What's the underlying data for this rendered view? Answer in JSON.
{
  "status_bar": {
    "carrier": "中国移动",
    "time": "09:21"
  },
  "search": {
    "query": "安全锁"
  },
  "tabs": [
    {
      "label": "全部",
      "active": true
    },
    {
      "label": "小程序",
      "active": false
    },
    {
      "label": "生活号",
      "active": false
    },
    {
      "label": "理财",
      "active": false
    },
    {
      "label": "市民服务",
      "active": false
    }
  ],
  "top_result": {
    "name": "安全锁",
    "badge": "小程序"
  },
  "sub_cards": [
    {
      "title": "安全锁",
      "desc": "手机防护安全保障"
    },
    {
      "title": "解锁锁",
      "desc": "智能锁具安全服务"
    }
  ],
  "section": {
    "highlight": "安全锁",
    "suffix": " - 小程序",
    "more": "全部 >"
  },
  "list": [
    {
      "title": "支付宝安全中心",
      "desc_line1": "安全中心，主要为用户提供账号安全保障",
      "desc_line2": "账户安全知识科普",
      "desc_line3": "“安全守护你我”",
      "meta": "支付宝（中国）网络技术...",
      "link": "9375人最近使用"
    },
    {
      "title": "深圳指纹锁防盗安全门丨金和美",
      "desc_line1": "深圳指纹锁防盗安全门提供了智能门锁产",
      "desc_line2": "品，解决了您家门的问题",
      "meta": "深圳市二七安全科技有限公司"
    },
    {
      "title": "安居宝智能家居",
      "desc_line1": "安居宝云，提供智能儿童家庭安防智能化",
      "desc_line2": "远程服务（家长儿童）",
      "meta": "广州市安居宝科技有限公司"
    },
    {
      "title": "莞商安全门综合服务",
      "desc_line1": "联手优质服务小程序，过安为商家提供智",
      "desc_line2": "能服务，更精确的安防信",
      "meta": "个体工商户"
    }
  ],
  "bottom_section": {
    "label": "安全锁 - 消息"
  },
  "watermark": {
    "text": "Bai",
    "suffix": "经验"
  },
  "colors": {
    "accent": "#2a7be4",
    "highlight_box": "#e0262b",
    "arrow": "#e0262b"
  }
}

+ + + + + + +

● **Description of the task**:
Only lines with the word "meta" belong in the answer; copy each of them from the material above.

● **Solution to the exercise**:
      "meta": "支付宝（中国）网络技术...",
      "meta": "深圳市二七安全科技有限公司"
      "meta": "广州市安居宝科技有限公司"
      "meta": "个体工商户"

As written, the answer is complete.